How Stanley Fischer, Jeffrey Sachs, David Rothkopf, Jeffrey Garten and William
Greider assess the IMF's performance in the Asian financial crisis (excerpted
from the full FRONTLINE interviews.)
Here's a rich selection of material on the IMF including the section,
"Abolish the IMF?" where George
Shultz, Lawrence Summers, James Glassman, Paul Krugman and others offer
Another section to explore is "Mission Creep" for articles on whether IMF financing
decisions should consider human rights, government corruption, geopolitics,
social safety nets and labor, trade and environmental issues. Elsewhere off
this page, there are "Reform Proposals" which are broken into "Academic" proposals
(Martin Feldstein, the Heritage Foundation, Paul Krugman, Jeffrey Sachs and
James Tobin) and proposals from "Official" camps such as member countries and
In addition, the "Origins" section
collects background pieces on the historical context for creating the IMF; the
Bretton Woods Conference; and "Recent Financing Initiatives" which studies the
pros and cons of recent financing programs in Africa, East Asia, Eastern
Europe, Latin America and Europe.
Its web site contains a round-up of information including, "Frequently Asked
Questions," a fact sheet and a summary of how the IMF and the World Bank
differ. Under "Topics of Interest" there is an Asian Crisis Factsheet and
information on the IMF's Debt Relief program.
Here's a large collection of analysis and ideas for revamping the architecture
of the global financial system. Worth exploring, too, is the overall site which is authored by Nouriel Roubini,
currently Senior Economist on the White House Council of Economic Advisers.
Its web site answers a range of questions about this institution: what it is,
its role, money sources, history and "why do we need a World Bank?" The site
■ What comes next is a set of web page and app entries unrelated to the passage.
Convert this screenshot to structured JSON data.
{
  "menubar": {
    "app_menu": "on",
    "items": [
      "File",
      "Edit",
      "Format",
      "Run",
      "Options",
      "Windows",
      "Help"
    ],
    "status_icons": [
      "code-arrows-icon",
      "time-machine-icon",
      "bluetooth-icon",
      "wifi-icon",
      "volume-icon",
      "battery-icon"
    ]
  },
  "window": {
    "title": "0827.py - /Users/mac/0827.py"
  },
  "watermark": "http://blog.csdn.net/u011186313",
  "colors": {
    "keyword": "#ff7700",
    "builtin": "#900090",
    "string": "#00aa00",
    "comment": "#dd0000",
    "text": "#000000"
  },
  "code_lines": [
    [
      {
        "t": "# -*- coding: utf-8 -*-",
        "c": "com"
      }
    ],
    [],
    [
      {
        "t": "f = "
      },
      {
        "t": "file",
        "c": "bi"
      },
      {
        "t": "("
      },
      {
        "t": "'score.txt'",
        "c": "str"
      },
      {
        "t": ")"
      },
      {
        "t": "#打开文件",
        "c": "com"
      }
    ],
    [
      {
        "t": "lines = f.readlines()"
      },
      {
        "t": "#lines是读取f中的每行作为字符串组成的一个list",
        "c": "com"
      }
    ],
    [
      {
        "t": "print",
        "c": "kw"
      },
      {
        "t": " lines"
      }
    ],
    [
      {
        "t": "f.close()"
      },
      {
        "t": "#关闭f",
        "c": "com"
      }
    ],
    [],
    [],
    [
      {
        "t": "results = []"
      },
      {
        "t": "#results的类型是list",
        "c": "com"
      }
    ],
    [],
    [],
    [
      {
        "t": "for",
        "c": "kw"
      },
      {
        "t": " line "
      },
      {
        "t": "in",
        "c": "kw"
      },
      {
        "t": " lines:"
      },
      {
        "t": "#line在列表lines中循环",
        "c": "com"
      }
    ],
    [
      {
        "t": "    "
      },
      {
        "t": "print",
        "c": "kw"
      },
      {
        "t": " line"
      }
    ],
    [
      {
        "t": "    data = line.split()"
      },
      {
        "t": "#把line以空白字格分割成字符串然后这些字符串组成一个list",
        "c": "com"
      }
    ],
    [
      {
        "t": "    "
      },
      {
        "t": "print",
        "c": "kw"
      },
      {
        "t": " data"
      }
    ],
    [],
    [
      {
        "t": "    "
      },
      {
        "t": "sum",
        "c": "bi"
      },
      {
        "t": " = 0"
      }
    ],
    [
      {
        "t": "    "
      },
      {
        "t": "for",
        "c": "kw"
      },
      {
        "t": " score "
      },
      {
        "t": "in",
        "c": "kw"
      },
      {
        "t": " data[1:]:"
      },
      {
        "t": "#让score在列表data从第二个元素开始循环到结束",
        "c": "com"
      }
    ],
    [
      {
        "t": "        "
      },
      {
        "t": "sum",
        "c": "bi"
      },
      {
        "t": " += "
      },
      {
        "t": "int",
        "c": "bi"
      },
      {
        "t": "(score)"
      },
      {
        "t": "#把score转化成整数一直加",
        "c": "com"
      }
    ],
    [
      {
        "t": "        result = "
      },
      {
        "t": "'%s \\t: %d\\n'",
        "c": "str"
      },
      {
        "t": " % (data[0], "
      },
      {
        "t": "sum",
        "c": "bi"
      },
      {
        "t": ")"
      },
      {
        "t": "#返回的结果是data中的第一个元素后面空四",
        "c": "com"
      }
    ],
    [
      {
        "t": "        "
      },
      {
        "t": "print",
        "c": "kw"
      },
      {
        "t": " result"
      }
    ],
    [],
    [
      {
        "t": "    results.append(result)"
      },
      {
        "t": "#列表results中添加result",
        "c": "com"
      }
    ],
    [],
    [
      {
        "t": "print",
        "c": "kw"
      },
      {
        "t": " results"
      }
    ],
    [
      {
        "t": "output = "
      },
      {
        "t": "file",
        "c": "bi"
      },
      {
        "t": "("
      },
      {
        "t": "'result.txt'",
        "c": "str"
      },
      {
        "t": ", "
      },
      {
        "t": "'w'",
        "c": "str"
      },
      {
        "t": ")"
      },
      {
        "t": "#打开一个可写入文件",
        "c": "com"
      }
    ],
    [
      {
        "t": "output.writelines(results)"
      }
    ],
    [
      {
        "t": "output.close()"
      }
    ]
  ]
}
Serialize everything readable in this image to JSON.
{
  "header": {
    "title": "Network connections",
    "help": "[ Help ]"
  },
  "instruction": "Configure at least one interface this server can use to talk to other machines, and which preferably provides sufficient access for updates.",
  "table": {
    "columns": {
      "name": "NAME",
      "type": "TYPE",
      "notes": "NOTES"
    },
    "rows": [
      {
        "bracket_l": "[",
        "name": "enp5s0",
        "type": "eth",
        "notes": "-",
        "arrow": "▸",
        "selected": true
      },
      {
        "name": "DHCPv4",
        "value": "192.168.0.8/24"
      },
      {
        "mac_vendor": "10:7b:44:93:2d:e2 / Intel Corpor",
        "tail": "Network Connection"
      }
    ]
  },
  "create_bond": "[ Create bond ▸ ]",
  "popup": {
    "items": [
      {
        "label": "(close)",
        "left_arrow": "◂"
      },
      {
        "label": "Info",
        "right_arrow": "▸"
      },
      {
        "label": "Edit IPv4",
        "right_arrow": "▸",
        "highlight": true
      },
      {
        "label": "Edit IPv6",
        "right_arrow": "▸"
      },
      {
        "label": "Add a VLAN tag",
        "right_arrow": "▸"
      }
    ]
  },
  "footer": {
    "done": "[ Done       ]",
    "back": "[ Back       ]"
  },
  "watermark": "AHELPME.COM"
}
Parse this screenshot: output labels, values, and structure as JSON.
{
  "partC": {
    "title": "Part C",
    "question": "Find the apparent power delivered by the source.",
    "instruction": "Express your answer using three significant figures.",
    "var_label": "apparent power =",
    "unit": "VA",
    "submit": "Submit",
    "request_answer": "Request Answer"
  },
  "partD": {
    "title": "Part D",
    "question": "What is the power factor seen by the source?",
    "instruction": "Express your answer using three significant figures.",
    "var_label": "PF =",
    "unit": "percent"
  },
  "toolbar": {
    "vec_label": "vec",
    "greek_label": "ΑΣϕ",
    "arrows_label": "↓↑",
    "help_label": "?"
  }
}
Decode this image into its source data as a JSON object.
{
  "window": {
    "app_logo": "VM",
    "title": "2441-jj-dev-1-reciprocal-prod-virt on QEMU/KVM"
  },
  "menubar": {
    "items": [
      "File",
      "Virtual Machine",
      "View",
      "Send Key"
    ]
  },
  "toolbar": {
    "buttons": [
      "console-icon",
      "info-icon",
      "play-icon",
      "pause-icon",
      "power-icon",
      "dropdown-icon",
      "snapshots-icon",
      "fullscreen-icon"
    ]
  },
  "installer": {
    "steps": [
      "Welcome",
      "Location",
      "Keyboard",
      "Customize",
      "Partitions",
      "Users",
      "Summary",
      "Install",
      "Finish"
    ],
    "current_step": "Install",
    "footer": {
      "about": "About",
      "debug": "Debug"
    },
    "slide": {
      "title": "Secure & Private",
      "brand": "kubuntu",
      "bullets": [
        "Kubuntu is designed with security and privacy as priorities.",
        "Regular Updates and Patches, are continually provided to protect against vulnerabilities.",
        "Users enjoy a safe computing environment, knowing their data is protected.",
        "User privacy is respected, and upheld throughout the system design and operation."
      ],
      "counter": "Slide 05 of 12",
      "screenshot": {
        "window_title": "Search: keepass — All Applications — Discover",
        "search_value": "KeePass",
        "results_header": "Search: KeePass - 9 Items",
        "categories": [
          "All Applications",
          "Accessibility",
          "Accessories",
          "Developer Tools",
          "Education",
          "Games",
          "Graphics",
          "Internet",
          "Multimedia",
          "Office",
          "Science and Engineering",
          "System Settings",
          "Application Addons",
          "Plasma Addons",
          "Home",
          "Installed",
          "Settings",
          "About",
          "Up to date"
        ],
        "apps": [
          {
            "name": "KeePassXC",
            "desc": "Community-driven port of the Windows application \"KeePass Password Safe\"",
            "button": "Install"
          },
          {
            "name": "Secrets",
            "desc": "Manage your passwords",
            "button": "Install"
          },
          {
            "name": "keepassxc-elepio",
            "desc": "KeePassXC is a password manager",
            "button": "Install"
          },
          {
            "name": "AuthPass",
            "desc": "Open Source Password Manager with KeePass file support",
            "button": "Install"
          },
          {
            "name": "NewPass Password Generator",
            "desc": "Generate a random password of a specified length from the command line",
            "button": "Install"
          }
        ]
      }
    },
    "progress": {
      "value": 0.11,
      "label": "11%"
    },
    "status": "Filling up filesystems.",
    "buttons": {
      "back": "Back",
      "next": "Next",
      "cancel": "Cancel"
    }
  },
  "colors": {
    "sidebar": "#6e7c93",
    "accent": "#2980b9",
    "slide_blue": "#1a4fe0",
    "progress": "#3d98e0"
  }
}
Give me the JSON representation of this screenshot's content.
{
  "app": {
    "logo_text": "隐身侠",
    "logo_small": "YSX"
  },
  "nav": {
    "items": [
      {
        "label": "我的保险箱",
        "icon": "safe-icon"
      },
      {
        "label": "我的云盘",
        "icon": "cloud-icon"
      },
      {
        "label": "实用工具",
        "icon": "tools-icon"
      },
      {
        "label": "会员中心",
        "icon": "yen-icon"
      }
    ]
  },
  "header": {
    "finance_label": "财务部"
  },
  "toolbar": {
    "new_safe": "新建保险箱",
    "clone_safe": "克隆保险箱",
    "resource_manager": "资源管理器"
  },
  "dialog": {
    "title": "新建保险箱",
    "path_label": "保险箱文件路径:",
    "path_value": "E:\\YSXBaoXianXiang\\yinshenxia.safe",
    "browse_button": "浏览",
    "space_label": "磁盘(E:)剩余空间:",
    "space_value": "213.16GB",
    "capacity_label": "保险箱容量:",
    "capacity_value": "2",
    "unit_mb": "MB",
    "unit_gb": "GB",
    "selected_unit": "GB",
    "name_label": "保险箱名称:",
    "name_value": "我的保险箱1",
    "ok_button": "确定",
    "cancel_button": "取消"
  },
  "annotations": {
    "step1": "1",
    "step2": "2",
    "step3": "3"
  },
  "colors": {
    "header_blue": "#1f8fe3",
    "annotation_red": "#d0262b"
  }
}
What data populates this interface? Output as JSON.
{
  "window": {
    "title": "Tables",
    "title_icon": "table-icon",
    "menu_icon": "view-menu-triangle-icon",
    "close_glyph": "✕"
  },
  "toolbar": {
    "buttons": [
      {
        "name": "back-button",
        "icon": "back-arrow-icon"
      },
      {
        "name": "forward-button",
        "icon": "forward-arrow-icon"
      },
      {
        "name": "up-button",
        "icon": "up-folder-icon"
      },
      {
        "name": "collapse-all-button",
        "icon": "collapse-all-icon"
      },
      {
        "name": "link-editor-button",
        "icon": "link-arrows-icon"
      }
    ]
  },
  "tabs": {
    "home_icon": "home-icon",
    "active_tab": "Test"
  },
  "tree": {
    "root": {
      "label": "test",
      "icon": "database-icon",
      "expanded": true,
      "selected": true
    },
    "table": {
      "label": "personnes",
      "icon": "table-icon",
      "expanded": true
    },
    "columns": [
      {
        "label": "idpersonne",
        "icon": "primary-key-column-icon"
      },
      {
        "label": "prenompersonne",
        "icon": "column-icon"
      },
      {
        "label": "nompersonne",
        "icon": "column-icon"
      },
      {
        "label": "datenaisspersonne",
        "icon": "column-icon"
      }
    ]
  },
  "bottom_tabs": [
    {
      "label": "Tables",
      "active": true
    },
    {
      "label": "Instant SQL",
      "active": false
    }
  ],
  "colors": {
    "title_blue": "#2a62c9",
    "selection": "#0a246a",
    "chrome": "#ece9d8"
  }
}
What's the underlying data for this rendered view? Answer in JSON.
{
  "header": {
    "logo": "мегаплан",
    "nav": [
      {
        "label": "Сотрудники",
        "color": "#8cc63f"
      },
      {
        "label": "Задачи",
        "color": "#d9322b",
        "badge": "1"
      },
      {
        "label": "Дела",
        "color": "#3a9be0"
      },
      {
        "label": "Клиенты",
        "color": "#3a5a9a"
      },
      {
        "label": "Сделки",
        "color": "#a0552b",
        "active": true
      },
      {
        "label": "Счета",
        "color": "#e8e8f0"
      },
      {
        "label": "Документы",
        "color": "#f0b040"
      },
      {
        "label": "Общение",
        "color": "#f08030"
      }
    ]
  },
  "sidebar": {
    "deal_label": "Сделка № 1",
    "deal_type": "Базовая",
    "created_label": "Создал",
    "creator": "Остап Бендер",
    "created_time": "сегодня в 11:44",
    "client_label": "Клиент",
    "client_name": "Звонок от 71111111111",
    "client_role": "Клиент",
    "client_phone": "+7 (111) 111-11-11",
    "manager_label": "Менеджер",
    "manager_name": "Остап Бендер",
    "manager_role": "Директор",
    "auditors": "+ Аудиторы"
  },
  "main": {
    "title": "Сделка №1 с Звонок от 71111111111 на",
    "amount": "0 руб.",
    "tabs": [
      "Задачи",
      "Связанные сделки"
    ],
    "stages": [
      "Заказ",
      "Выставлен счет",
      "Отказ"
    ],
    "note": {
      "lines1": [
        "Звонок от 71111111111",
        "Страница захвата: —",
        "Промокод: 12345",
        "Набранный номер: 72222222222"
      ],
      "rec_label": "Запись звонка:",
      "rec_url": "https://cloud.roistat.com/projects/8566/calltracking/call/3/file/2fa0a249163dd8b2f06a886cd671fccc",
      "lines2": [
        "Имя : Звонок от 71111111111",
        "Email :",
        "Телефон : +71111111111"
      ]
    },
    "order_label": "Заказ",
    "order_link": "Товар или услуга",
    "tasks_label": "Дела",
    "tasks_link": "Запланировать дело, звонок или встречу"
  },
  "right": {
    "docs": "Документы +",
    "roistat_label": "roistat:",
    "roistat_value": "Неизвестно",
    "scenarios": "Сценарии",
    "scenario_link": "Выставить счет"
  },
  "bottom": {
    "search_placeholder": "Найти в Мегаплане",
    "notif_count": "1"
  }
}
also has a "Social Crisis in East Asia" section with several reports and
FRONTLINE's interview with Joseph E. Stiglitz, the World
Bank's Senior Vice President and Chief Economist.